Lending Against Contractor Receivables

In general, it’s not advisable to lend money secured by contractor receivables. These receivables, or billings for work in progress, are often contingent on the work being completed — so if the job isn’t finished, the receivables won’t be collected.

And on bonded jobs, the bonding company has the right of subrogation, or first claim on the receivables. This gives the bonding company payment priority over a bank’s right of assignment. So in most instances, lenders should only loan money secured by a contractor’s equipment.

You should also be wary if a general contractor ever needs to draw down its line of credit. GCs live off of their subcontractors, who incur most of the job costs. So if GCs have cash flow problems, they’ve usually done something else with the money — for example, they’ve funded losses, bought new equipment or used cash to support their lifestyle.

This doesn’t mean, though, that you shouldn’t give GCs lines of credit. These can be very profitable relationships: They provide steady fee income and the lines are rarely used, while GCs tend to maintain large deposits. But keep a close eye out for GCs who might be getting into financial trouble.

Start Preparing Now

From a historical perspective, some of the problems discussed here start to crop up in the late stages of an economic recovery or early stages of a recession.

Given where we are in the economic cycle — the current recovery has been going on for 98 months, making it the third-longest recovery on record — it would be wise to prepare now for how your bank will deal with potential problems like these in the months or years to come.

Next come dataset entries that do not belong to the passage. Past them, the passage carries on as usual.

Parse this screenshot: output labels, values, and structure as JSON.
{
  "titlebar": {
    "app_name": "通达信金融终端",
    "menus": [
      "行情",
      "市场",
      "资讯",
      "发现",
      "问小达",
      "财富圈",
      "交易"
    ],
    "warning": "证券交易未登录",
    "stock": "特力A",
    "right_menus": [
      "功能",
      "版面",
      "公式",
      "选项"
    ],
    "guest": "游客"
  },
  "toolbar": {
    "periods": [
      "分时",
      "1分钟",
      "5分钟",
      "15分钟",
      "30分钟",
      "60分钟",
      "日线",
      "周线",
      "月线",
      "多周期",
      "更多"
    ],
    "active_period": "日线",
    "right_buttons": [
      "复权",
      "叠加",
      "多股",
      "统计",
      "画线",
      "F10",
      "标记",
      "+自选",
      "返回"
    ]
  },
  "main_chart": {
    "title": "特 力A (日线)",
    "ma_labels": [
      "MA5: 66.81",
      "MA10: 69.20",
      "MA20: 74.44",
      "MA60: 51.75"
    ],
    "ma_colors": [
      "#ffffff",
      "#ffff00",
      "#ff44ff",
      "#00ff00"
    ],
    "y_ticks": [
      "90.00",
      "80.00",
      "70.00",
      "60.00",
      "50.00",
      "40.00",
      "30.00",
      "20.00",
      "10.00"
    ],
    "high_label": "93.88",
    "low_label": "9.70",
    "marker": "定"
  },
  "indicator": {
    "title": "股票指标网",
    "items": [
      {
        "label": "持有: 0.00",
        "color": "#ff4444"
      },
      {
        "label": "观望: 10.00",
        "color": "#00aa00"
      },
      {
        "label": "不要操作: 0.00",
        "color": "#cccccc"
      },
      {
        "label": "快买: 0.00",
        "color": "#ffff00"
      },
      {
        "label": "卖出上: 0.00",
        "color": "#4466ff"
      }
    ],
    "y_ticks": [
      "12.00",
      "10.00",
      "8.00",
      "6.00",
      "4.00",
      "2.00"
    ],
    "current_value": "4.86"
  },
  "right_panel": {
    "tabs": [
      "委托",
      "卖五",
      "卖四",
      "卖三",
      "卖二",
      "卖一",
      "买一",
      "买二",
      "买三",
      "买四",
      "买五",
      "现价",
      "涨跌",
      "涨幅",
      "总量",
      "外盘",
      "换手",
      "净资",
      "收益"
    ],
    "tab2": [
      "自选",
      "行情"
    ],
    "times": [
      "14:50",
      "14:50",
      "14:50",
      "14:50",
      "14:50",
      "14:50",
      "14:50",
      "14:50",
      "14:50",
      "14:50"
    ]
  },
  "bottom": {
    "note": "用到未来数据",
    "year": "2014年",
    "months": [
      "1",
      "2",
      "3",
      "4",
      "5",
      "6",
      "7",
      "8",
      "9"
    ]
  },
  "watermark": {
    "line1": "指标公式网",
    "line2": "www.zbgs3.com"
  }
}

Please contact us if you have more questions about contractor accounting and the nuances involved in lending to contractors.